Items from an interface collection
↓↓↓
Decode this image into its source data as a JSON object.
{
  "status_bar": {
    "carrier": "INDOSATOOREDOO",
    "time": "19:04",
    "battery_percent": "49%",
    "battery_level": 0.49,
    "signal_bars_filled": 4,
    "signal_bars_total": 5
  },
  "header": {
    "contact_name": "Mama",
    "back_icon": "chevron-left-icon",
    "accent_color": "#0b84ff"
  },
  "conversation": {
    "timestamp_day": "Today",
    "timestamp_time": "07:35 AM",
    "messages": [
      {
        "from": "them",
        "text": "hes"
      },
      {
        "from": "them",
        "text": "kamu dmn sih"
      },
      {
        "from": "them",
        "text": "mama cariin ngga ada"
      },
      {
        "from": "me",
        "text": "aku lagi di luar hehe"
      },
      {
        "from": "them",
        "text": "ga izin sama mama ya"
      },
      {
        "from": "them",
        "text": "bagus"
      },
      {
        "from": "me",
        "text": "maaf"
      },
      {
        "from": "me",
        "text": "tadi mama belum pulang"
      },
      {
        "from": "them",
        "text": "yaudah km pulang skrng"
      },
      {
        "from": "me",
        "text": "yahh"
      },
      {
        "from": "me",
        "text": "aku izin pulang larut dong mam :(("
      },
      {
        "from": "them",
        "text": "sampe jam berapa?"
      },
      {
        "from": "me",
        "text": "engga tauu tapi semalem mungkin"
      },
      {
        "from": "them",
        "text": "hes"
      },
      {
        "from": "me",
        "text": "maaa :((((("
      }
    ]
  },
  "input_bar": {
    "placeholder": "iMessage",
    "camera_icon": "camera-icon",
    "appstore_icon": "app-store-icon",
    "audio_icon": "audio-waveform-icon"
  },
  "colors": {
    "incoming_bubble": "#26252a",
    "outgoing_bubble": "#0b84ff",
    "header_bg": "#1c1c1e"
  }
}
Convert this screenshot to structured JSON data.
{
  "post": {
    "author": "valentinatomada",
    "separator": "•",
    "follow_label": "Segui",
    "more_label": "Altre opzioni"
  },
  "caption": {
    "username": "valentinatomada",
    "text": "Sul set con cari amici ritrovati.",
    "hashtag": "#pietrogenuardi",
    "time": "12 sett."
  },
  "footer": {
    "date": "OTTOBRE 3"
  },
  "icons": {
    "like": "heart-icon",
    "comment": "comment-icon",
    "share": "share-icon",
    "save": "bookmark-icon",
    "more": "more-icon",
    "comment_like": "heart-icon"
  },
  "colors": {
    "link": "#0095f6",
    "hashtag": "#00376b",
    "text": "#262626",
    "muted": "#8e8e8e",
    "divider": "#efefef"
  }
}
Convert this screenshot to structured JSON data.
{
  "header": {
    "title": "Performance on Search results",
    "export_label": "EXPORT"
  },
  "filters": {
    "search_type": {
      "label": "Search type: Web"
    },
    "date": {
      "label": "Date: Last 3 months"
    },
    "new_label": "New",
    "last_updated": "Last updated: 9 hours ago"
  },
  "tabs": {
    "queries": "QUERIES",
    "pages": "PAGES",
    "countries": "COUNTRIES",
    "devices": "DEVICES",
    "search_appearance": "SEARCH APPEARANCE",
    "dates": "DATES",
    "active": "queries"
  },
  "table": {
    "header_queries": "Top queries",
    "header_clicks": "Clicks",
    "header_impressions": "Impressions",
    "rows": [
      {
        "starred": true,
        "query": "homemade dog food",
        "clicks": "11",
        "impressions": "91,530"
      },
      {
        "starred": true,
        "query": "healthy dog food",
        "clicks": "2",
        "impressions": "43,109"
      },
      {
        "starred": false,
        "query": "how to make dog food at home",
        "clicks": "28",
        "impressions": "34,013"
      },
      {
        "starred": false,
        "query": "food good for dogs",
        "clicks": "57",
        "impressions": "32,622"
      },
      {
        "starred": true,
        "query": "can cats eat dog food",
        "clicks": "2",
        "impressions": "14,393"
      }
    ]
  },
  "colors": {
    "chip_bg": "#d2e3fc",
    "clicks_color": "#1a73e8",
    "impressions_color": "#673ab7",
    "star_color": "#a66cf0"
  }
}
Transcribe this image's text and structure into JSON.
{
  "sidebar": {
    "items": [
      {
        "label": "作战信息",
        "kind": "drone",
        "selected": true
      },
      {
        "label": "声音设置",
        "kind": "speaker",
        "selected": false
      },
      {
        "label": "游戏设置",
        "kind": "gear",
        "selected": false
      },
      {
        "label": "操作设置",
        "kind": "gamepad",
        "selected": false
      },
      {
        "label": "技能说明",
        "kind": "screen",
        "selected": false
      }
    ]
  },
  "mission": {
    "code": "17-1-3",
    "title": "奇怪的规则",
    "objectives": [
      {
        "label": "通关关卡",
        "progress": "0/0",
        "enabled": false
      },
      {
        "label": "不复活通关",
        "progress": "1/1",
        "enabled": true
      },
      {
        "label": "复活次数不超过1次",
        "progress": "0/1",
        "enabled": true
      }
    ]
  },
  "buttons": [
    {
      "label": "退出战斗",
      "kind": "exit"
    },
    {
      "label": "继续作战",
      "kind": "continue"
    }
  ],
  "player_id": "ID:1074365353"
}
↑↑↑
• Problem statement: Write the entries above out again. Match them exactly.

• Answer area:
Decode this image into its source data as a JSON object.
{
  "status_bar": {
    "carrier": "INDOSATOOREDOO",
    "time": "19:04",
    "battery_percent": "49%",
    "battery_level": 0.49,
    "signal_bars_filled": 4,
    "signal_bars_total": 5
  },
  "header": {
    "contact_name": "Mama",
    "back_icon": "chevron-left-icon",
    "accent_color": "#0b84ff"
  },
  "conversation": {
    "timestamp_day": "Today",
    "timestamp_time": "07:35 AM",
    "messages": [
      {
        "from": "them",
        "text": "hes"
      },
      {
        "from": "them",
        "text": "kamu dmn sih"
      },
      {
        "from": "them",
        "text": "mama cariin ngga ada"
      },
      {
        "from": "me",
        "text": "aku lagi di luar hehe"
      },
      {
        "from": "them",
        "text": "ga izin sama mama ya"
      },
      {
        "from": "them",
        "text": "bagus"
      },
      {
        "from": "me",
        "text": "maaf"
      },
      {
        "from": "me",
        "text": "tadi mama belum pulang"
      },
      {
        "from": "them",
        "text": "yaudah km pulang skrng"
      },
      {
        "from": "me",
        "text": "yahh"
      },
      {
        "from": "me",
        "text": "aku izin pulang larut dong mam :(("
      },
      {
        "from": "them",
        "text": "sampe jam berapa?"
      },
      {
        "from": "me",
        "text": "engga tauu tapi semalem mungkin"
      },
      {
        "from": "them",
        "text": "hes"
      },
      {
        "from": "me",
        "text": "maaa :((((("
      }
    ]
  },
  "input_bar": {
    "placeholder": "iMessage",
    "camera_icon": "camera-icon",
    "appstore_icon": "app-store-icon",
    "audio_icon": "audio-waveform-icon"
  },
  "colors": {
    "incoming_bubble": "#26252a",
    "outgoing_bubble": "#0b84ff",
    "header_bg": "#1c1c1e"
  }
}
Convert this screenshot to structured JSON data.
{
  "post": {
    "author": "valentinatomada",
    "separator": "•",
    "follow_label": "Segui",
    "more_label": "Altre opzioni"
  },
  "caption": {
    "username": "valentinatomada",
    "text": "Sul set con cari amici ritrovati.",
    "hashtag": "#pietrogenuardi",
    "time": "12 sett."
  },
  "footer": {
    "date": "OTTOBRE 3"
  },
  "icons": {
    "like": "heart-icon",
    "comment": "comment-icon",
    "share": "share-icon",
    "save": "bookmark-icon",
    "more": "more-icon",
    "comment_like": "heart-icon"
  },
  "colors": {
    "link": "#0095f6",
    "hashtag": "#00376b",
    "text": "#262626",
    "muted": "#8e8e8e",
    "divider": "#efefef"
  }
}
Convert this screenshot to structured JSON data.
{
  "header": {
    "title": "Performance on Search results",
    "export_label": "EXPORT"
  },
  "filters": {
    "search_type": {
      "label": "Search type: Web"
    },
    "date": {
      "label": "Date: Last 3 months"
    },
    "new_label": "New",
    "last_updated": "Last updated: 9 hours ago"
  },
  "tabs": {
    "queries": "QUERIES",
    "pages": "PAGES",
    "countries": "COUNTRIES",
    "devices": "DEVICES",
    "search_appearance": "SEARCH APPEARANCE",
    "dates": "DATES",
    "active": "queries"
  },
  "table": {
    "header_queries": "Top queries",
    "header_clicks": "Clicks",
    "header_impressions": "Impressions",
    "rows": [
      {
        "starred": true,
        "query": "homemade dog food",
        "clicks": "11",
        "impressions": "91,530"
      },
      {
        "starred": true,
        "query": "healthy dog food",
        "clicks": "2",
        "impressions": "43,109"
      },
      {
        "starred": false,
        "query": "how to make dog food at home",
        "clicks": "28",
        "impressions": "34,013"
      },
      {
        "starred": false,
        "query": "food good for dogs",
        "clicks": "57",
        "impressions": "32,622"
      },
      {
        "starred": true,
        "query": "can cats eat dog food",
        "clicks": "2",
        "impressions": "14,393"
      }
    ]
  },
  "colors": {
    "chip_bg": "#d2e3fc",
    "clicks_color": "#1a73e8",
    "impressions_color": "#673ab7",
    "star_color": "#a66cf0"
  }
}
Transcribe this image's text and structure into JSON.
{
  "sidebar": {
    "items": [
      {
        "label": "作战信息",
        "kind": "drone",
        "selected": true
      },
      {
        "label": "声音设置",
        "kind": "speaker",
        "selected": false
      },
      {
        "label": "游戏设置",
        "kind": "gear",
        "selected": false
      },
      {
        "label": "操作设置",
        "kind": "gamepad",
        "selected": false
      },
      {
        "label": "技能说明",
        "kind": "screen",
        "selected": false
      }
    ]
  },
  "mission": {
    "code": "17-1-3",
    "title": "奇怪的规则",
    "objectives": [
      {
        "label": "通关关卡",
        "progress": "0/0",
        "enabled": false
      },
      {
        "label": "不复活通关",
        "progress": "1/1",
        "enabled": true
      },
      {
        "label": "复活次数不超过1次",
        "progress": "0/1",
        "enabled": true
      }
    ]
  },
  "buttons": [
    {
      "label": "退出战斗",
      "kind": "exit"
    },
    {
      "label": "继续作战",
      "kind": "continue"
    }
  ],
  "player_id": "ID:1074365353"
}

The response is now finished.